TASK INPUT: Begin

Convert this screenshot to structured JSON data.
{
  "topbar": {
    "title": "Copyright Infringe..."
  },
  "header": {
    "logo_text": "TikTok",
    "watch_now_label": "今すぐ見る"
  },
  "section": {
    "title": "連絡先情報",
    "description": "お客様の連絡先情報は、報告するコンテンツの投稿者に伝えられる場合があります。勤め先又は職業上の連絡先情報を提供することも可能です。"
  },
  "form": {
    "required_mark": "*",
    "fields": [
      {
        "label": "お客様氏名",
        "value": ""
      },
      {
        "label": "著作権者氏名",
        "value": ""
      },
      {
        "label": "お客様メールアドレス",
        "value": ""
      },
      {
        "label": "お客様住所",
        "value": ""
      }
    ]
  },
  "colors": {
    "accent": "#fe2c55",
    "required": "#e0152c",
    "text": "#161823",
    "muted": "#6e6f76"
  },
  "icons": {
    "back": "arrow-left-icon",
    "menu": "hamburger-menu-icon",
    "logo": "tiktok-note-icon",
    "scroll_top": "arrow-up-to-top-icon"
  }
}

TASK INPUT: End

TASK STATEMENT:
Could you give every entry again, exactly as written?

THE COMPLETED TASK:
Convert this screenshot to structured JSON data.
{
  "topbar": {
    "title": "Copyright Infringe..."
  },
  "header": {
    "logo_text": "TikTok",
    "watch_now_label": "今すぐ見る"
  },
  "section": {
    "title": "連絡先情報",
    "description": "お客様の連絡先情報は、報告するコンテンツの投稿者に伝えられる場合があります。勤め先又は職業上の連絡先情報を提供することも可能です。"
  },
  "form": {
    "required_mark": "*",
    "fields": [
      {
        "label": "お客様氏名",
        "value": ""
      },
      {
        "label": "著作権者氏名",
        "value": ""
      },
      {
        "label": "お客様メールアドレス",
        "value": ""
      },
      {
        "label": "お客様住所",
        "value": ""
      }
    ]
  },
  "colors": {
    "accent": "#fe2c55",
    "required": "#e0152c",
    "text": "#161823",
    "muted": "#6e6f76"
  },
  "icons": {
    "back": "arrow-left-icon",
    "menu": "hamburger-menu-icon",
    "logo": "tiktok-note-icon",
    "scroll_top": "arrow-up-to-top-icon"
  }
}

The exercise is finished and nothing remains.